• _Your goal_: In the material below, count the lines with the word "data" and state that number only.

-*-

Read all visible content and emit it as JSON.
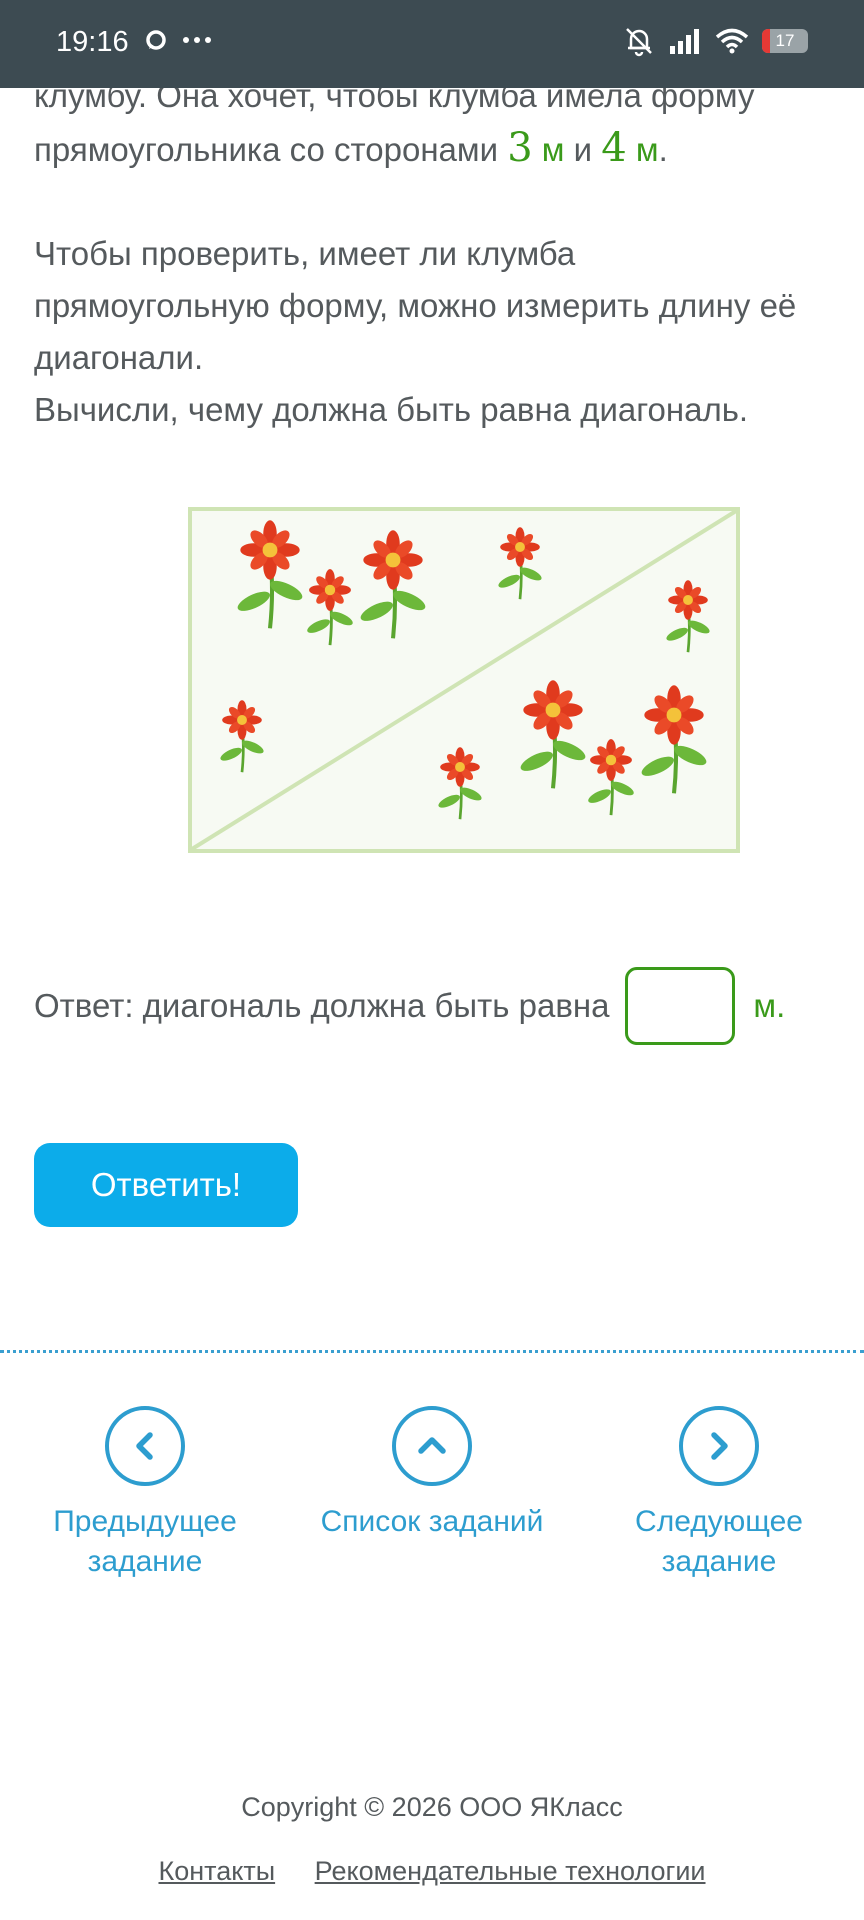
{
  "status_bar": {
    "time": "19:16",
    "battery": "17"
  },
  "task": {
    "line1": "клумбу. Она хочет, чтобы клумба имела форму",
    "line2_prefix": "прямоугольника со сторонами ",
    "side_a": "3",
    "unit_a": " м",
    "conj": " и ",
    "side_b": "4",
    "unit_b": " м",
    "period": ".",
    "para2_line1": "Чтобы проверить, имеет ли клумба",
    "para2_line2": "прямоугольную форму, можно измерить длину её",
    "para2_line3": "диагонали.",
    "para2_line4": "Вычисли, чему должна быть равна диагональ."
  },
  "answer": {
    "label": "Ответ: диагональ должна быть равна",
    "value": "",
    "unit": "м."
  },
  "submit_label": "Ответить!",
  "nav": {
    "prev_line1": "Предыдущее",
    "prev_line2": "задание",
    "list": "Список заданий",
    "next_line1": "Следующее",
    "next_line2": "задание"
  },
  "footer": {
    "copyright": "Copyright © 2026 ООО ЯКласс",
    "contacts": "Контакты",
    "recommend": "Рекомендательные технологии"
  },
  "colors": {
    "accent": "#0cacea",
    "green": "#3a9a1a",
    "link": "#2d9dcf",
    "statusbar": "#3d4b52"
  }
}
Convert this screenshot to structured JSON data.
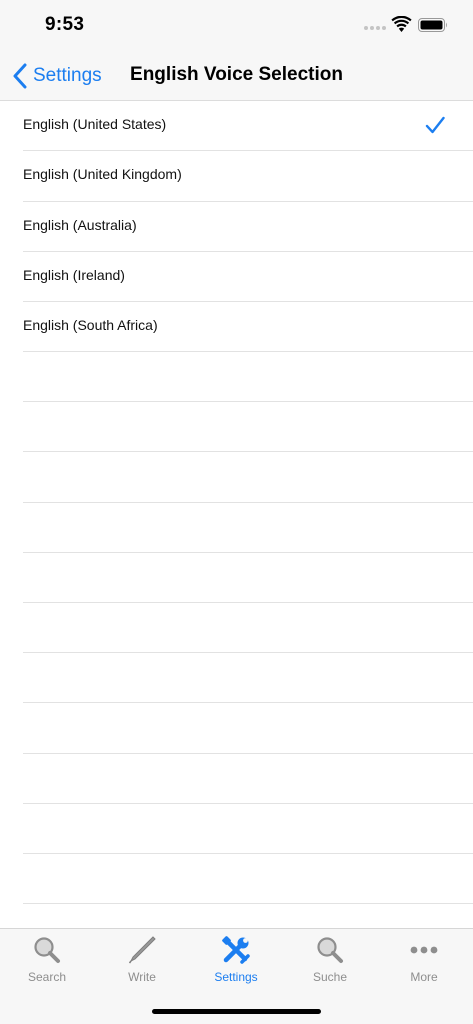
{
  "status": {
    "time": "9:53"
  },
  "nav": {
    "back_label": "Settings",
    "title": "English Voice Selection"
  },
  "voices": [
    {
      "label": "English (United States)",
      "selected": true
    },
    {
      "label": "English (United Kingdom)",
      "selected": false
    },
    {
      "label": "English (Australia)",
      "selected": false
    },
    {
      "label": "English (Ireland)",
      "selected": false
    },
    {
      "label": "English (South Africa)",
      "selected": false
    }
  ],
  "tabs": [
    {
      "label": "Search",
      "icon": "magnifier-icon",
      "active": false
    },
    {
      "label": "Write",
      "icon": "pencil-icon",
      "active": false
    },
    {
      "label": "Settings",
      "icon": "tools-icon",
      "active": true
    },
    {
      "label": "Suche",
      "icon": "magnifier-icon",
      "active": false
    },
    {
      "label": "More",
      "icon": "more-dots-icon",
      "active": false
    }
  ],
  "colors": {
    "accent": "#1c7ef0",
    "inactive": "#8e8e8e",
    "bar_background": "#f7f7f7"
  }
}
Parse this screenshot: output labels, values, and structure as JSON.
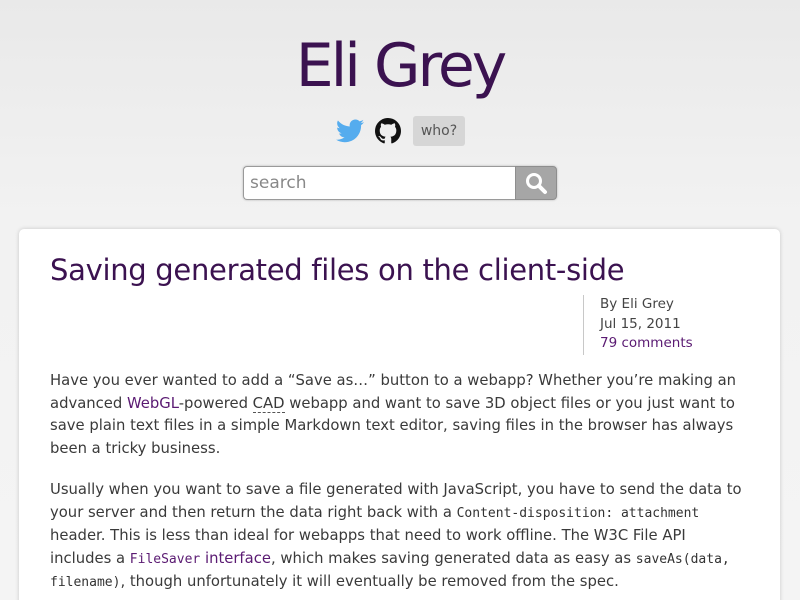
{
  "site": {
    "title": "Eli Grey",
    "who_label": "who?"
  },
  "icons": {
    "twitter": "twitter-bird-icon",
    "github": "github-octocat-icon",
    "search": "magnifier-icon"
  },
  "colors": {
    "title": "#3b1250",
    "link": "#5a1a72",
    "twitter": "#55acee"
  },
  "search": {
    "placeholder": "search"
  },
  "post": {
    "title": "Saving generated files on the client-side",
    "author": "By Eli Grey",
    "date": "Jul 15, 2011",
    "comments": "79 comments",
    "p1": {
      "t1": "Have you ever wanted to add a “Save as…” button to a webapp? Whether you’re making an advanced ",
      "link_webgl": "WebGL",
      "t2": "-powered ",
      "abbr_cad": "CAD",
      "t3": " webapp and want to save 3D object files or you just want to save plain text files in a simple Markdown text editor, saving files in the browser has always been a tricky business."
    },
    "p2": {
      "t1": "Usually when you want to save a file generated with JavaScript, you have to send the data to your server and then return the data right back with a ",
      "code_header": "Content-disposition: attachment",
      "t2": " header. This is less than ideal for webapps that need to work offline. The W3C File API includes a ",
      "code_filesaver": "FileSaver",
      "link_interface": " interface",
      "t3": ", which makes saving generated data as easy as ",
      "code_saveas": "saveAs(data, filename)",
      "t4": ", though unfortunately it will eventually be removed from the spec."
    }
  }
}
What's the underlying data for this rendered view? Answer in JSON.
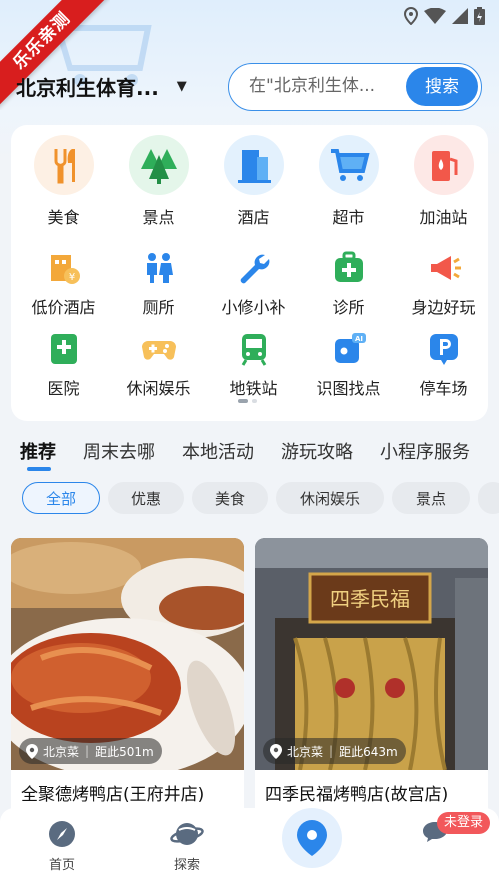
{
  "status_bar": {
    "icons": [
      "location-icon",
      "wifi-icon",
      "signal-icon",
      "battery-icon"
    ]
  },
  "ribbon": {
    "text": "乐乐亲测"
  },
  "header": {
    "city": "北京利生体育...",
    "search_placeholder": "在\"北京利生体...",
    "search_button": "搜索"
  },
  "categories": [
    {
      "label": "美食",
      "icon": "food-icon"
    },
    {
      "label": "景点",
      "icon": "trees-icon"
    },
    {
      "label": "酒店",
      "icon": "building-icon"
    },
    {
      "label": "超市",
      "icon": "shopping-cart-icon"
    },
    {
      "label": "加油站",
      "icon": "gas-station-icon"
    },
    {
      "label": "低价酒店",
      "icon": "budget-hotel-icon"
    },
    {
      "label": "厕所",
      "icon": "restroom-icon"
    },
    {
      "label": "小修小补",
      "icon": "wrench-icon"
    },
    {
      "label": "诊所",
      "icon": "medical-kit-icon"
    },
    {
      "label": "身边好玩",
      "icon": "megaphone-icon"
    },
    {
      "label": "医院",
      "icon": "hospital-icon"
    },
    {
      "label": "休闲娱乐",
      "icon": "gamepad-icon"
    },
    {
      "label": "地铁站",
      "icon": "subway-icon"
    },
    {
      "label": "识图找点",
      "icon": "ai-camera-icon"
    },
    {
      "label": "停车场",
      "icon": "parking-icon"
    }
  ],
  "tabs": [
    "推荐",
    "周末去哪",
    "本地活动",
    "游玩攻略",
    "小程序服务"
  ],
  "chips": [
    "全部",
    "优惠",
    "美食",
    "休闲娱乐",
    "景点",
    ""
  ],
  "feed": [
    {
      "category": "北京菜",
      "distance": "距此501m",
      "title": "全聚德烤鸭店(王府井店)"
    },
    {
      "category": "北京菜",
      "distance": "距此643m",
      "title": "四季民福烤鸭店(故宫店)",
      "sign_text": "四季民福"
    }
  ],
  "bottom_nav": {
    "home": "首页",
    "explore": "探索",
    "login_badge": "未登录"
  },
  "colors": {
    "accent": "#2b86ea",
    "ribbon": "#d81e1e",
    "badge": "#f2585b"
  }
}
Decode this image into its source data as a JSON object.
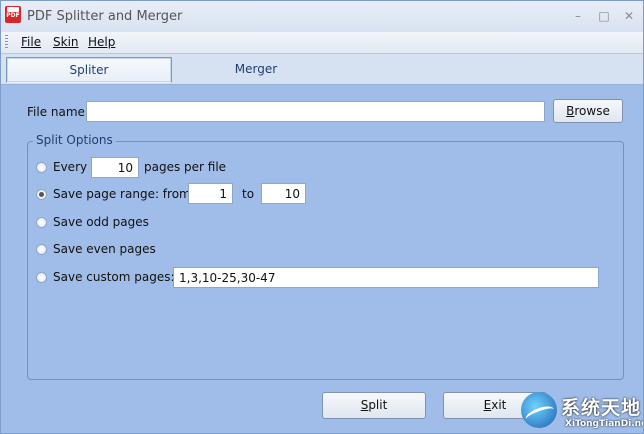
{
  "window": {
    "title": "PDF Splitter and Merger",
    "icon_text": "PDF",
    "controls": {
      "minimize": "–",
      "maximize": "□",
      "close": "✕"
    }
  },
  "menu": [
    "File",
    "Skin",
    "Help"
  ],
  "tabs": [
    {
      "label": "Spliter",
      "active": true
    },
    {
      "label": "Merger",
      "active": false
    }
  ],
  "file": {
    "label": "File name:",
    "value": "",
    "browse_label": "Browse",
    "browse_accel": "B",
    "browse_rest": "rowse"
  },
  "split_options": {
    "title": "Split Options",
    "every": {
      "label": "Every",
      "value": "10",
      "suffix": "pages per file",
      "selected": false
    },
    "range": {
      "label": "Save page range: from",
      "from": "1",
      "to_label": "to",
      "to": "10",
      "selected": true
    },
    "odd": {
      "label": "Save odd pages",
      "selected": false
    },
    "even": {
      "label": "Save even pages",
      "selected": false
    },
    "custom": {
      "label": "Save custom pages:",
      "value": "1,3,10-25,30-47",
      "selected": false
    }
  },
  "buttons": {
    "split": {
      "accel": "S",
      "rest": "plit"
    },
    "exit": {
      "accel": "E",
      "rest": "xit"
    }
  },
  "watermark": {
    "title": "系统天地",
    "subtitle": "XiTongTianDi.net"
  },
  "colors": {
    "background": "#9fbde8",
    "tab_text": "#1f3f72",
    "group_border": "#6f91c4"
  }
}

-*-

• _Task solution_: 6